Thiamin is a member of the vitamin B family. It is often referred to as vitamin B1. This is likely because it was the first vitamin in this family to be identified. If it is consumed, it can be found in various parts of the body, including the brain, heart, and liver. The vitamin is essential to proper functioning of certain bodily systems.
People do not produce thiamin. Since it is essential, this means it must be derived from the foods they consume. The body does this by absorbing the vitamin through the small intestine during the digestive process.
Foods that contain the vitamin need to be eaten regularly, because the body does not store unused portions. It is believed that up to 30 milligrams may be found distributed throughout the body at one time. Regular intake is, therefore, required to prevent deficiency.
A thiamin deficiency can be fatal if it is left untreated. Symptoms of deficiency include constipation, digestive disorders, and depression. An extreme lack of the vitamin can result in a disease known as beriberi. This disease can damage both the cardiovascular and nervous systems.
The nervous system is heavily reliant on a sufficient supply of thiamin. Without it, serious complications may occur. For example, the brain may not respond properly to neural signals. A healthy cardiovascular system is also dependent upon a person’s thiamin intake. An enlarged heart, for example, is one of the results of deficiency.
Lack of intake is not the only cause of deficiency. Alcohol consumption and folic acid deficiency can prevent the body from properly absorbing the vitamin. Thiamin can, however, be administered in therapeutic doses to reverse many of the symptoms that result from deficiency. It may also be used to treat conditions that have developed for other reasons. These include alcoholism, insomnia, and depression.
Sufficient daily doses of this vitamin can be obtained from a number of sources. Vegetarians, for example, may choose to fulfill their requirements with foods such as sunflower seeds, turnip greens, and pineapples. In addition to the fruits and vegetables that contain the vitamin, mutton, pork, and eggs are good supply sources. Yeast is one of the best sources.

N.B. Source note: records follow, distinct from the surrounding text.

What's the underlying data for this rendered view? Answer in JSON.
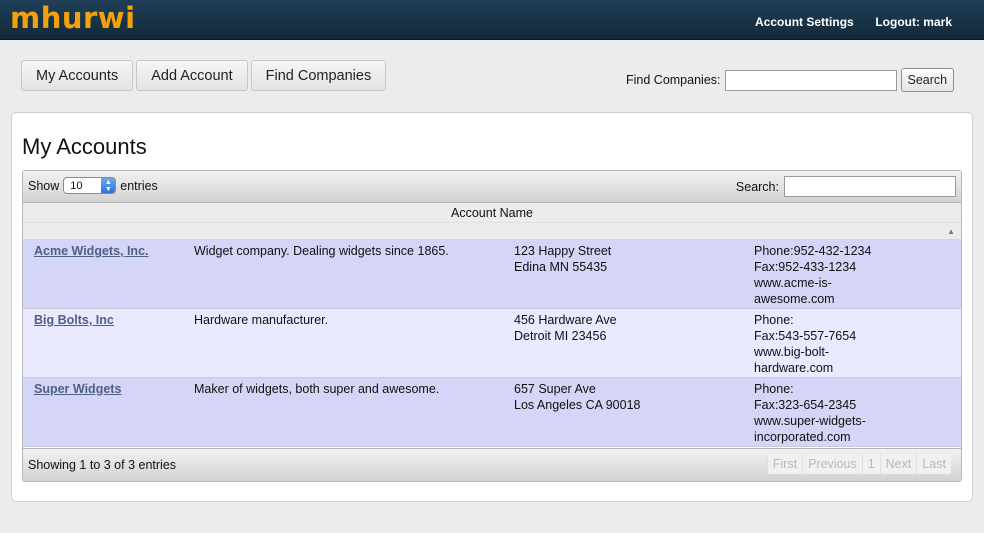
{
  "brand": {
    "logo": "mhurwi",
    "accent_color": "#f4a20b"
  },
  "topnav": {
    "settings": "Account Settings",
    "logout": "Logout: mark"
  },
  "tabs": [
    "My Accounts",
    "Add Account",
    "Find Companies"
  ],
  "find": {
    "label": "Find Companies:",
    "value": "",
    "button": "Search"
  },
  "main": {
    "title": "My Accounts",
    "show_label": "Show",
    "show_value": "10",
    "entries_label": "entries",
    "search_label": "Search:",
    "search_value": "",
    "column_header": "Account Name",
    "sort_icon": "sort-ascending-icon",
    "rows": [
      {
        "name": "Acme Widgets, Inc.",
        "desc": "Widget company. Dealing widgets since 1865.",
        "addr1": "123 Happy Street",
        "addr2": "Edina MN 55435",
        "phone": "Phone:952-432-1234",
        "fax": "Fax:952-433-1234",
        "web1": "www.acme-is-",
        "web2": "awesome.com"
      },
      {
        "name": "Big Bolts, Inc",
        "desc": "Hardware manufacturer.",
        "addr1": "456 Hardware Ave",
        "addr2": "Detroit MI 23456",
        "phone": "Phone:",
        "fax": "Fax:543-557-7654",
        "web1": "www.big-bolt-",
        "web2": "hardware.com"
      },
      {
        "name": "Super Widgets",
        "desc": "Maker of widgets, both super and awesome.",
        "addr1": "657 Super Ave",
        "addr2": "Los Angeles CA 90018",
        "phone": "Phone:",
        "fax": "Fax:323-654-2345",
        "web1": "www.super-widgets-",
        "web2": "incorporated.com"
      }
    ],
    "info": "Showing 1 to 3 of 3 entries",
    "pager": {
      "first": "First",
      "previous": "Previous",
      "page": "1",
      "next": "Next",
      "last": "Last"
    }
  }
}
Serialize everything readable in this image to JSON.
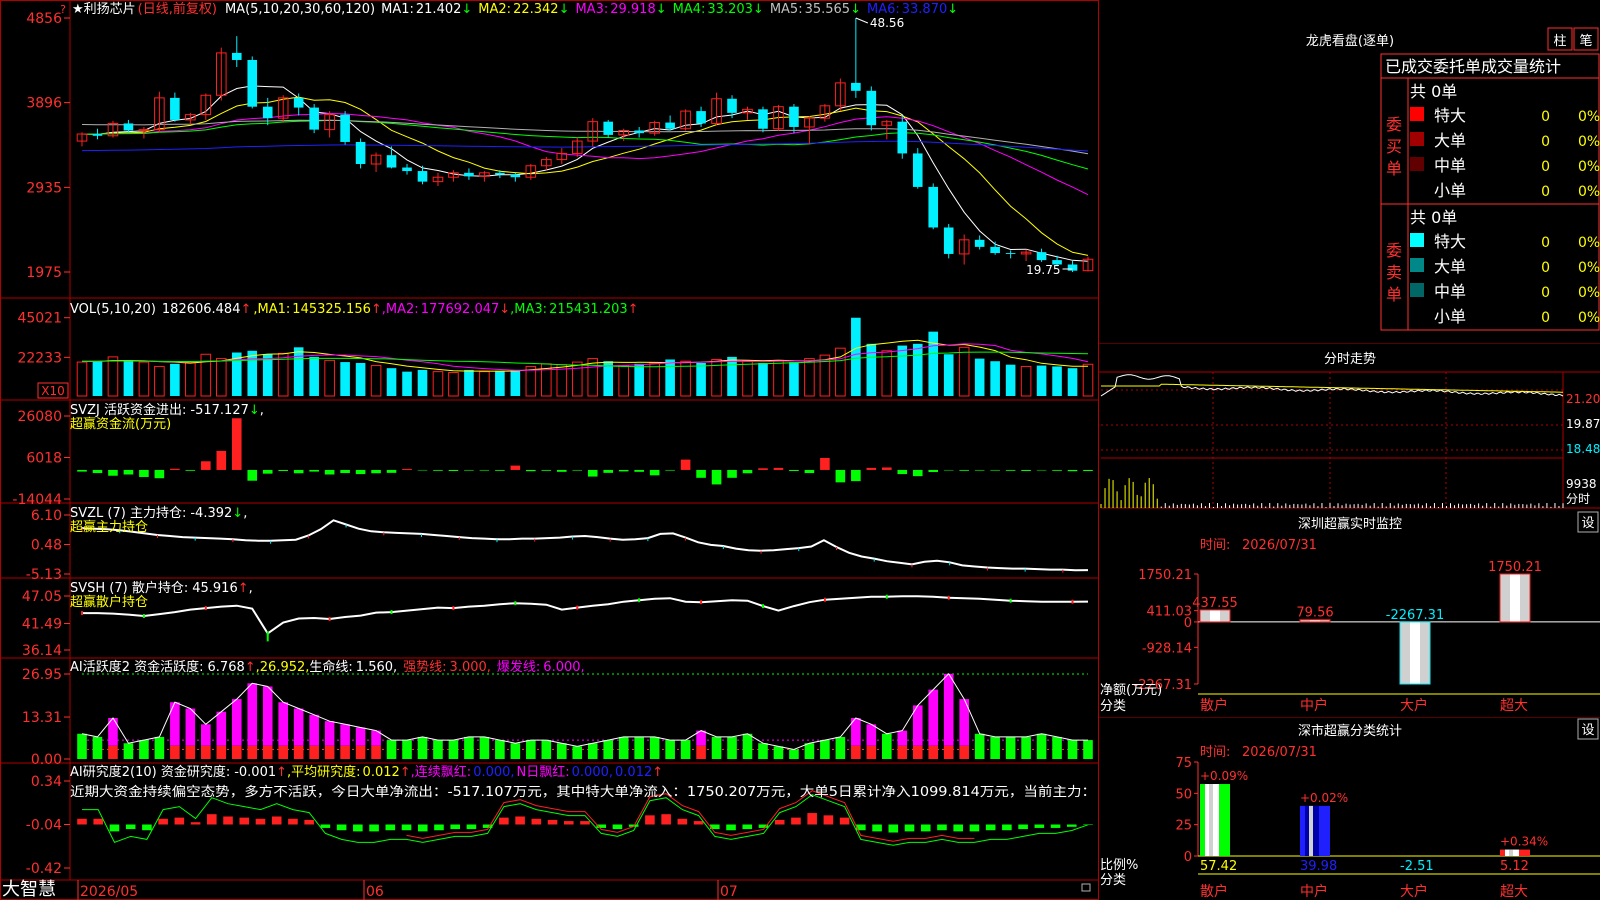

Thiamin is often destroyed during the processing of foods. Two examples when this happens is when rice is polished and wheat is processed. Certain preservatives have also been noted to destroy the vitamin. As a result, it is common to find foods that have been fortified with thiamin.